  • Global dimming – Reductions in the earths direct irradiance have led researchers to believe that the increase in particulates in the atmosphere has impacted this, global dimming also creates a cooling effect, counteracting the heating of the greenhouse gases.
  • Ocean acidification – Due to the higher levels of carbon dioxide released by human activity. An estimated 30-40% of carbon dioxide dissolves into the oceans, causing harmful effects to ocean life such as coral bleaching.
Health Effects
Source: http://ars.els-cdn.com/content/image/1-s2.0-S0269749116302664-fx1.jpg
  • Asthma – A rising rate of diagnoses have been linked to the increased levels of fine pollutants in countries worldwide, particularly in areas with higher pollution.
  • Lung cancer– Fine particles that penetrate deep into the human respiratory system and attack the bronchi, affecting the health of the lungs and leading to cancerous growths.
  • Cardiovascular disease – Numerous different particulates have drastic effects on the heart and its functions, again caused by the fine particulates that easily pass into the human system unfiltered.

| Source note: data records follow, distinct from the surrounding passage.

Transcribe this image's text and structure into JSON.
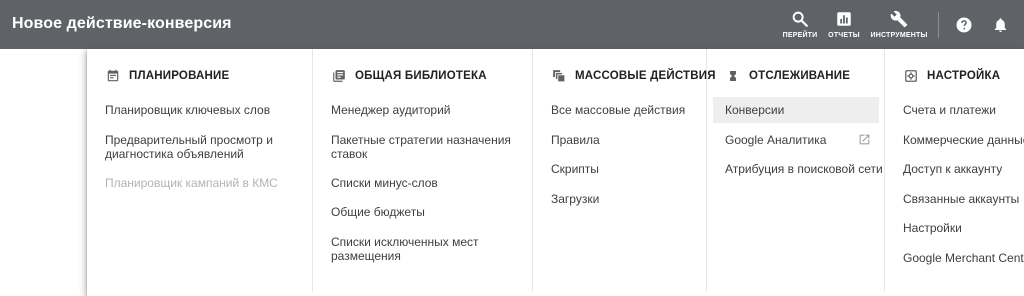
{
  "header": {
    "title": "Новое действие-конверсия",
    "tools": {
      "search_label": "ПЕРЕЙТИ",
      "reports_label": "ОТЧЕТЫ",
      "tools_label": "ИНСТРУМЕНТЫ"
    },
    "icons": [
      "search-icon",
      "bar-chart-icon",
      "wrench-icon",
      "help-icon",
      "bell-icon"
    ]
  },
  "menu": {
    "planning": {
      "title": "ПЛАНИРОВАНИЕ",
      "icon": "calendar-icon",
      "items": [
        "Планировщик ключевых слов",
        "Предварительный просмотр и",
        "диагностика объявлений",
        "Планировщик кампаний в КМС"
      ]
    },
    "library": {
      "title": "ОБЩАЯ БИБЛИОТЕКА",
      "icon": "library-icon",
      "items": [
        "Менеджер аудиторий",
        "Пакетные стратегии назначения",
        "ставок",
        "Списки минус-слов",
        "Общие бюджеты",
        "Списки исключенных мест",
        "размещения"
      ]
    },
    "bulk": {
      "title": "МАССОВЫЕ ДЕЙСТВИЯ",
      "icon": "bulk-actions-icon",
      "items": [
        "Все массовые действия",
        "Правила",
        "Скрипты",
        "Загрузки"
      ]
    },
    "tracking": {
      "title": "ОТСЛЕЖИВАНИЕ",
      "icon": "hourglass-icon",
      "items": [
        "Конверсии",
        "Google Аналитика",
        "Атрибуция в поисковой сети"
      ]
    },
    "setup": {
      "title": "НАСТРОЙКА",
      "icon": "settings-icon",
      "items": [
        "Счета и платежи",
        "Коммерческие данные",
        "Доступ к аккаунту",
        "Связанные аккаунты",
        "Настройки",
        "Google Merchant Center"
      ]
    }
  },
  "colors": {
    "header_bg": "#5f6368",
    "text": "#3c4043",
    "disabled_text": "#b0b3b8",
    "selected_bg": "#eeeeee"
  }
}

  • Premature delivery – Exposure to high levels of air pollutants has led to an increase in the amount of failed pregnancy’s, especially in towns and cities with higher levels of pollution.
  • Birth defects – Particulates pass through the mother and into the child at any point of the pregnancy and can lead to a wide range of birth defects.
  • Premature death – Typically higher in regions with high levels of air pollutants and aerosols.
  • Vascular inflammation – Caused by a plaque build-up in the arteries, directly caused by particulates inhaled.
  • Atherosclerosis – Hardening of the arteries that reduces elasticity, leading to heart problems, also caused by plaque build-up.
  • Radiation exposure– A large number of particulates are formed up of radioactive material such as uranium and thorium, which is then inhaled or finds its way into crops which in turn are consumed.
  • One Million Deaths– Every year are associated directly to the air pollution caused by the coal industry alone.
  • 5 Million Deaths – Every year are believed to be caused by particulates worldwide.
Vegetation Effects
  • Mortality – Stomatal openings are clogged, leading to failures during the photosynthesis process.